Inhumane Treatment Of Patients

Submitted By fierytwister
Words: 679
Pages: 3

Jane Doe
Sec. 51&52
Inhumane Treatment of Patients

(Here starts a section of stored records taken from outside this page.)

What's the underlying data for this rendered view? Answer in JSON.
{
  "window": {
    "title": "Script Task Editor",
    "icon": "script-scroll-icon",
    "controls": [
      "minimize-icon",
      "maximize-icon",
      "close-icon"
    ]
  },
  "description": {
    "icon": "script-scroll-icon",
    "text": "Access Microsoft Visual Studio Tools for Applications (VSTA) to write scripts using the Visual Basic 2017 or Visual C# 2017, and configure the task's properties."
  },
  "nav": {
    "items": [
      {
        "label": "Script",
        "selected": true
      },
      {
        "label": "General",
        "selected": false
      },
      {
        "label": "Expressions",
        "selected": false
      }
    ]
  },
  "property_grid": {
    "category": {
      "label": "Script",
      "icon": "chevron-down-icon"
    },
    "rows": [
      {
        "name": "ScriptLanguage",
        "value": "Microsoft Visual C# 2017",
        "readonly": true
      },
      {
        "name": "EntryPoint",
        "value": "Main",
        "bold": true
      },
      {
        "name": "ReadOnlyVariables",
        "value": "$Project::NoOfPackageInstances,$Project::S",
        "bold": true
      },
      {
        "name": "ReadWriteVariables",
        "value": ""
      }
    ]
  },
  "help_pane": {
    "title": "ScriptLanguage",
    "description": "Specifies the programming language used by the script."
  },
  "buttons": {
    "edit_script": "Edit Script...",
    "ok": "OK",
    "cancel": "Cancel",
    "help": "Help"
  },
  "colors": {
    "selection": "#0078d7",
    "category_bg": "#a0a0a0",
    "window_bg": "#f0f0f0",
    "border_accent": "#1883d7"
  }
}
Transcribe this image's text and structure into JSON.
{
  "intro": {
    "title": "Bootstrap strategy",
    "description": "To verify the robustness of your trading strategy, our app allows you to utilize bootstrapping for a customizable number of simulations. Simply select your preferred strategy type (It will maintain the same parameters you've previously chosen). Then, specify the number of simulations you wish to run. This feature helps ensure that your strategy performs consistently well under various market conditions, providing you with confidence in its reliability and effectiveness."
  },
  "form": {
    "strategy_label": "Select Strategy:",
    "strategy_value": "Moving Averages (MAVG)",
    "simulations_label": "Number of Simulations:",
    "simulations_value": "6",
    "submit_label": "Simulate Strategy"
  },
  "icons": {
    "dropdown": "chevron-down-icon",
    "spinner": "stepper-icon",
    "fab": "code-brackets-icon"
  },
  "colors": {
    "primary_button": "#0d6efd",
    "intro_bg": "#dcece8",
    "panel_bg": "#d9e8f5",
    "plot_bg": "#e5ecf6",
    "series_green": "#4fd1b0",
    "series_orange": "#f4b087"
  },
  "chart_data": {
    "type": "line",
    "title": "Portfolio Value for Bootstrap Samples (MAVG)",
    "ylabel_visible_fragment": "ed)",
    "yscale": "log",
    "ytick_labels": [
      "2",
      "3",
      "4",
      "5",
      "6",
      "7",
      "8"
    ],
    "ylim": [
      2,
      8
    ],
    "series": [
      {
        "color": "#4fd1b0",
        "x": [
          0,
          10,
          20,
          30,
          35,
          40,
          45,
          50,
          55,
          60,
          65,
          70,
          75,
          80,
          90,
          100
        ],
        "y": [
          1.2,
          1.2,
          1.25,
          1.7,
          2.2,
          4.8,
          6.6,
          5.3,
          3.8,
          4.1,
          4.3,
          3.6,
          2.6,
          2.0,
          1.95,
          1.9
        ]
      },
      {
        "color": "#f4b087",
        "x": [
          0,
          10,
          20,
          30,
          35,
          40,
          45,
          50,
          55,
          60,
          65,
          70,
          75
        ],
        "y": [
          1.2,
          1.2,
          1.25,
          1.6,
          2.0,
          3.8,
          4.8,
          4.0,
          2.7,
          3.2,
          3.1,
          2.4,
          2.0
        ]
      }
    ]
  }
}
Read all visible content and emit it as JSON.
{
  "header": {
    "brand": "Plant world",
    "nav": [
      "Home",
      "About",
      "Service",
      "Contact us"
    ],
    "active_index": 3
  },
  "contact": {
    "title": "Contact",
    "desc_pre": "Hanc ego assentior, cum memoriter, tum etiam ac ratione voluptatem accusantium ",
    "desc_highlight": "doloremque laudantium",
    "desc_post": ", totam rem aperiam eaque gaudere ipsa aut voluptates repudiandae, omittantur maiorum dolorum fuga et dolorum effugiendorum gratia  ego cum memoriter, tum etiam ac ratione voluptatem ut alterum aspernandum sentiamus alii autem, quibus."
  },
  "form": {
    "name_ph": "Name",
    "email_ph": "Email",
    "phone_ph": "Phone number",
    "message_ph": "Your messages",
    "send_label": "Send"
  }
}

Elisabeth Kubler-Ross speaks of different scenarios of death, which leads up to the point of her essay. She discusses the history of epidemics and the creation of vaccinations that lead to prevention. Our world of medicine has greatly increased over the years and helped people live longer lives. “The number of old people is on the rise, and with this fact come the number of people with malignancies and chronic diseases associated more with old age.” (136) There has been a significant increase in modern medicine and better education, our healthcare industry has a better understanding of how to treat illnesses that we didn’t have much knowledge of decades ago. Elisabeth wants us to understand her view on old-fashioned customs: “I think they are an indication of our acceptance of a fatal outcome, and they help the dying patient as well as his family to accept the loss of a loved one.” (139) She feels that the more advancements being made in science, the more we fear and deny the reality of death, which I couldn’t agree on more. When health providers are caring for patients in a hospital they are just thinking of doing their job which is to prolong death, or put it off a little while longer. They detach themselves from the patients and only know their chart and important medical history, not their life story. They want to treat them, and get them discharged as quickly as possible so another patient can take their bed. Hospitals nowadays are filled with patients and the capacity is often overflowing. Elisabeth describes how people have long discussions about whether patients should even be told the truth. “One of the most important facts is that dying nowadays is more gruesome in many ways, namely, more lonely, mechanical, and dehumanized; at times it is even hard to determine when the time of death has occurred.” (141) Elisabeth’s main point is that when a patient is severely ill and in the hospital they have no right to their opinion anymore. They are not thought of as a human with feelings, opinions, and emotions. They are thought of as a patient that they must fight to save. The patient wants to speak and ask questions, but often they can’t -or won’t- be heard. She questions if this approach is our way of coping with and repressing the anxieties that a terminally or critically ill patient evoke in us. She wonders if our concentration on medical equipment is our attempt to deny the impending death. We don’t want to face the frightening and painful reality of a